Indeed, as this article in the Telegraph suggests (via Clive Davis; the original link appears to be dead), many Palestinians probably voted for Hamas as a protest against the ruling Fatah party's incompetence and corruption.
"I voted Hamas so that my own Fatah Party would be shocked and change its ways," he said, giving his name only as Mohamed, in the Palmeira cafe in Gaza City. "I thought Hamas would come second.

"But this is a game that went too far. Nobody thought Hamas would win - even them. I know lots of people who voted Hamas, who regret it now. If I could vote again, I would vote for Fatah."
You know something's up when a Fatah activist votes for Hamas. Neo-neocon has more, following her earlier article, including this from the Boston Globe:

Muayad Abu Ghazaleh, 36, is the ultimate Palestinian swing voter. A lifelong backer of Yasser Arafat's Fatah party, he grew so disgusted with its cronyism and corruption that in parliamentary elections on Jan. 25 he cast his ballot for Hamas, never suspecting the militant group would actually win.

What he wants from Hamas now, he said, is good government, plus something that the group's charter says it can never deliver -- a peace deal with Israel.

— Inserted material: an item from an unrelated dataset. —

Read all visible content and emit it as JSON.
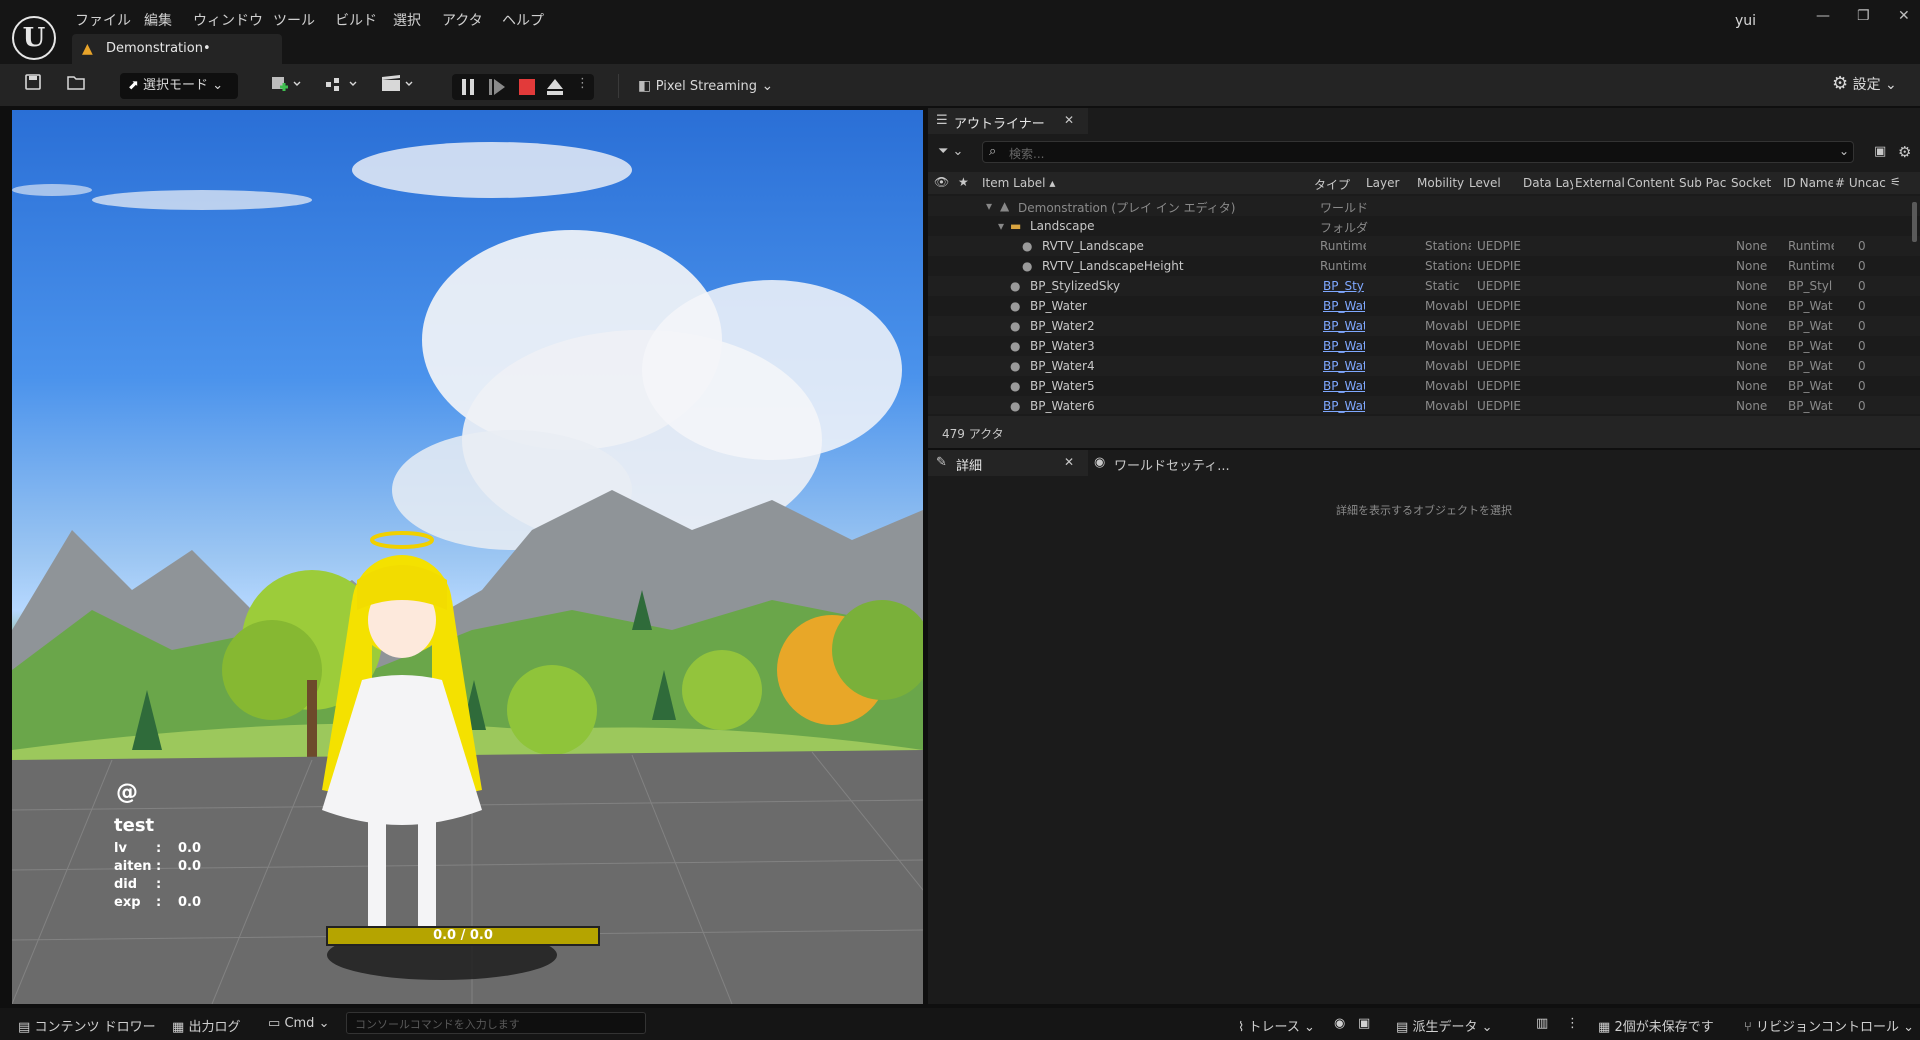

Swing voters such as Abu Ghazaleh -- who doesn't share Hamas's vision of Islamic rule and unending war with Israel -- handed Hamas its surprise victory in Palestinian parliamentary elections. Now those voters are confronting the confusing reality of the day after.
The best that those who voted for Hamas can hope for is that they are incapable of forming a government forcing everyone to the polls again in a month's time. Who they'd vote for is another question.

But for now, Israel is having to dangle a carrot on a stick. Witholding funds may seem harsh, but then would you pay money to someone who wants to see you destroyed?

Apparently you ought to, if you read between the lines of Ibrahim Barzak's copy. Here's the opening paragraph again:
GAZA CITY, Gaza Strip - A moderate Gaza lawmaker was set to become the first Palestinian prime minister from the Islamic militant group Hamas, as Israel cut off vital funds and branded the new regime a "terrorist authority."
Moderate? By whose standards? Does Haniyeh reckon the bit in the charter about a world-wide freemasons conspiracy is a tad far-fetched? The next paragraph explains all:
Ismail Haniyeh, a relative moderate in the hierarchy of the violent movement that has sent dozens of suicide bombers into Israel.
A-ha, a relative moderate, although Barzak makes no effort to substantiate this claim.

But he's not the only one referring to Haniyeh as a moderate: the New York Times is at it too, describing him as "pragmatic" (Hat-tip: Spotted at neo-neocon whilst re-reading her other posts I've linked to).

Perhaps some in the media think that if they repeat the word "moderate" enough times in conjunction with Hamas, eventually it will become so?

Back in the real world, Shimon Peres sums up Israel's predicament:
"We must see to it that not a single shekel reaches Hamas and terrorism, and that not a single innocent Palestinian suffers from an economic boycott."
Enforcing the former is relatively simple. I wonder how they intend to ensure the latter?

|

Links to this post:

Create a Link

<< Home